====== Task inputs ======

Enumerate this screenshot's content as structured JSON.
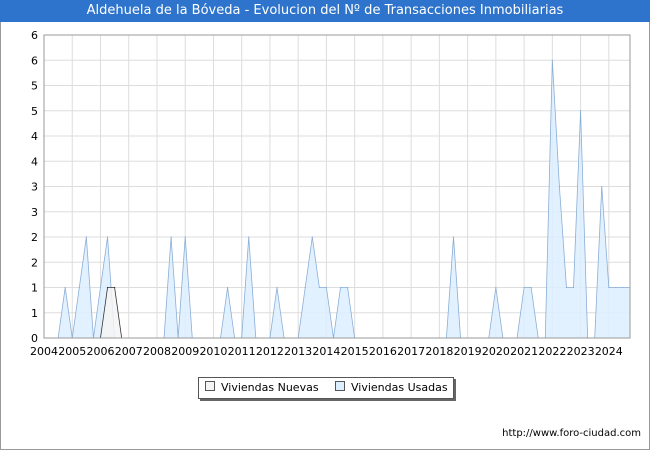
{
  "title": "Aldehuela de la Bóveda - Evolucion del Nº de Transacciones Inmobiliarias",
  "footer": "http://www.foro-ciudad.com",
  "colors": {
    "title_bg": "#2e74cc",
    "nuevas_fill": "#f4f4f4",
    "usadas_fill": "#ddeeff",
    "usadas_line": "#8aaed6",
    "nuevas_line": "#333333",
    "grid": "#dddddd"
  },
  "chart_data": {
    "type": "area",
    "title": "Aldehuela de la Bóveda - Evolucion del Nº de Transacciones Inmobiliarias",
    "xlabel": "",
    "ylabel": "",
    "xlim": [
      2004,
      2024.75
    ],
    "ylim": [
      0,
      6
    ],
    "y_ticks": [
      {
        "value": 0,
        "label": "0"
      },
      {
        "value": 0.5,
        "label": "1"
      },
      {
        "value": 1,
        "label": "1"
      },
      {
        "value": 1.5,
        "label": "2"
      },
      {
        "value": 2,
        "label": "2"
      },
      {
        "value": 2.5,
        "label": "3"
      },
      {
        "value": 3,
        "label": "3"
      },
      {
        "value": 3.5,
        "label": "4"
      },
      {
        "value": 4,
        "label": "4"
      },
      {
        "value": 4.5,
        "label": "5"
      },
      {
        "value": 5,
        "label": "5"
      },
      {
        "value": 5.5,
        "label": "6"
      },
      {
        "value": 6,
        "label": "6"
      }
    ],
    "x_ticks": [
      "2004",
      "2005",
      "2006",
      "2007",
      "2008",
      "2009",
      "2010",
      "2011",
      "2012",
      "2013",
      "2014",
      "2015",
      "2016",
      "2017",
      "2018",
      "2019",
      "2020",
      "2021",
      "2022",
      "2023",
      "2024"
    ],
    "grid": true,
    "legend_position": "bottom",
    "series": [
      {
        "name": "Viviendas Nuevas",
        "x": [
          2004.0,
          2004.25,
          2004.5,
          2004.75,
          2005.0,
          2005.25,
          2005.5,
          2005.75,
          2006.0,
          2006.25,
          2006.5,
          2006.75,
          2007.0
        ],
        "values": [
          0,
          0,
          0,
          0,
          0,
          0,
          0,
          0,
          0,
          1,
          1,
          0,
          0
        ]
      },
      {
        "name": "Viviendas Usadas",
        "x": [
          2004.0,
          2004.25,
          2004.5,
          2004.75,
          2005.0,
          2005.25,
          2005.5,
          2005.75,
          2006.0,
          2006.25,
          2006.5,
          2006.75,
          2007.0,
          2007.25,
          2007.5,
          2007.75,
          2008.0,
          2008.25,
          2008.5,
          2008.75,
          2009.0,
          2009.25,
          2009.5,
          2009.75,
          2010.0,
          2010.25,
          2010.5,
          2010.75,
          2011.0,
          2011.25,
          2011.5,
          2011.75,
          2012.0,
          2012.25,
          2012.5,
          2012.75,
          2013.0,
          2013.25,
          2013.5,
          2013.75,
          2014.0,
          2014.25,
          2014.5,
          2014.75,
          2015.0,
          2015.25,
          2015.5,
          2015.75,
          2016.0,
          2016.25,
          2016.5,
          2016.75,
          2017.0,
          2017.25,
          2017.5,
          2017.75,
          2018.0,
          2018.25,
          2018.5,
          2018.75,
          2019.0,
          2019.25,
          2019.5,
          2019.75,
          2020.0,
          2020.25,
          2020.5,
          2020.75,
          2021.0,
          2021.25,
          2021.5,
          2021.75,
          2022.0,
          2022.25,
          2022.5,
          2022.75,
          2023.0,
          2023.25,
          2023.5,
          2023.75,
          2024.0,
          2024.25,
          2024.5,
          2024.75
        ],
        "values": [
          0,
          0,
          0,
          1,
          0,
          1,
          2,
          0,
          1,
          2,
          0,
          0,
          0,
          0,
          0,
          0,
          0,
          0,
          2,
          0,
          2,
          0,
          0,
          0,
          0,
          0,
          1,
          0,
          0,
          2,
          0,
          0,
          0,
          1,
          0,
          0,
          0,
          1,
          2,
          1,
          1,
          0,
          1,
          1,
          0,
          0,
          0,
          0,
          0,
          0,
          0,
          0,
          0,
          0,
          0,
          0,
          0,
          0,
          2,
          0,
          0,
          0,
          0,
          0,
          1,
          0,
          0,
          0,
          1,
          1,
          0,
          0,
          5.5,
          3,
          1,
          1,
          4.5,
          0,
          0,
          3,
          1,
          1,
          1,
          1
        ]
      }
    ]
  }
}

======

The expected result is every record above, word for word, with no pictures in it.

Enumerate this screenshot's content as structured JSON.
{
  "title": "Aldehuela de la Bóveda - Evolucion del Nº de Transacciones Inmobiliarias",
  "footer": "http://www.foro-ciudad.com",
  "colors": {
    "title_bg": "#2e74cc",
    "nuevas_fill": "#f4f4f4",
    "usadas_fill": "#ddeeff",
    "usadas_line": "#8aaed6",
    "nuevas_line": "#333333",
    "grid": "#dddddd"
  },
  "chart_data": {
    "type": "area",
    "title": "Aldehuela de la Bóveda - Evolucion del Nº de Transacciones Inmobiliarias",
    "xlabel": "",
    "ylabel": "",
    "xlim": [
      2004,
      2024.75
    ],
    "ylim": [
      0,
      6
    ],
    "y_ticks": [
      {
        "value": 0,
        "label": "0"
      },
      {
        "value": 0.5,
        "label": "1"
      },
      {
        "value": 1,
        "label": "1"
      },
      {
        "value": 1.5,
        "label": "2"
      },
      {
        "value": 2,
        "label": "2"
      },
      {
        "value": 2.5,
        "label": "3"
      },
      {
        "value": 3,
        "label": "3"
      },
      {
        "value": 3.5,
        "label": "4"
      },
      {
        "value": 4,
        "label": "4"
      },
      {
        "value": 4.5,
        "label": "5"
      },
      {
        "value": 5,
        "label": "5"
      },
      {
        "value": 5.5,
        "label": "6"
      },
      {
        "value": 6,
        "label": "6"
      }
    ],
    "x_ticks": [
      "2004",
      "2005",
      "2006",
      "2007",
      "2008",
      "2009",
      "2010",
      "2011",
      "2012",
      "2013",
      "2014",
      "2015",
      "2016",
      "2017",
      "2018",
      "2019",
      "2020",
      "2021",
      "2022",
      "2023",
      "2024"
    ],
    "grid": true,
    "legend_position": "bottom",
    "series": [
      {
        "name": "Viviendas Nuevas",
        "x": [
          2004.0,
          2004.25,
          2004.5,
          2004.75,
          2005.0,
          2005.25,
          2005.5,
          2005.75,
          2006.0,
          2006.25,
          2006.5,
          2006.75,
          2007.0
        ],
        "values": [
          0,
          0,
          0,
          0,
          0,
          0,
          0,
          0,
          0,
          1,
          1,
          0,
          0
        ]
      },
      {
        "name": "Viviendas Usadas",
        "x": [
          2004.0,
          2004.25,
          2004.5,
          2004.75,
          2005.0,
          2005.25,
          2005.5,
          2005.75,
          2006.0,
          2006.25,
          2006.5,
          2006.75,
          2007.0,
          2007.25,
          2007.5,
          2007.75,
          2008.0,
          2008.25,
          2008.5,
          2008.75,
          2009.0,
          2009.25,
          2009.5,
          2009.75,
          2010.0,
          2010.25,
          2010.5,
          2010.75,
          2011.0,
          2011.25,
          2011.5,
          2011.75,
          2012.0,
          2012.25,
          2012.5,
          2012.75,
          2013.0,
          2013.25,
          2013.5,
          2013.75,
          2014.0,
          2014.25,
          2014.5,
          2014.75,
          2015.0,
          2015.25,
          2015.5,
          2015.75,
          2016.0,
          2016.25,
          2016.5,
          2016.75,
          2017.0,
          2017.25,
          2017.5,
          2017.75,
          2018.0,
          2018.25,
          2018.5,
          2018.75,
          2019.0,
          2019.25,
          2019.5,
          2019.75,
          2020.0,
          2020.25,
          2020.5,
          2020.75,
          2021.0,
          2021.25,
          2021.5,
          2021.75,
          2022.0,
          2022.25,
          2022.5,
          2022.75,
          2023.0,
          2023.25,
          2023.5,
          2023.75,
          2024.0,
          2024.25,
          2024.5,
          2024.75
        ],
        "values": [
          0,
          0,
          0,
          1,
          0,
          1,
          2,
          0,
          1,
          2,
          0,
          0,
          0,
          0,
          0,
          0,
          0,
          0,
          2,
          0,
          2,
          0,
          0,
          0,
          0,
          0,
          1,
          0,
          0,
          2,
          0,
          0,
          0,
          1,
          0,
          0,
          0,
          1,
          2,
          1,
          1,
          0,
          1,
          1,
          0,
          0,
          0,
          0,
          0,
          0,
          0,
          0,
          0,
          0,
          0,
          0,
          0,
          0,
          2,
          0,
          0,
          0,
          0,
          0,
          1,
          0,
          0,
          0,
          1,
          1,
          0,
          0,
          5.5,
          3,
          1,
          1,
          4.5,
          0,
          0,
          3,
          1,
          1,
          1,
          1
        ]
      }
    ]
  }
}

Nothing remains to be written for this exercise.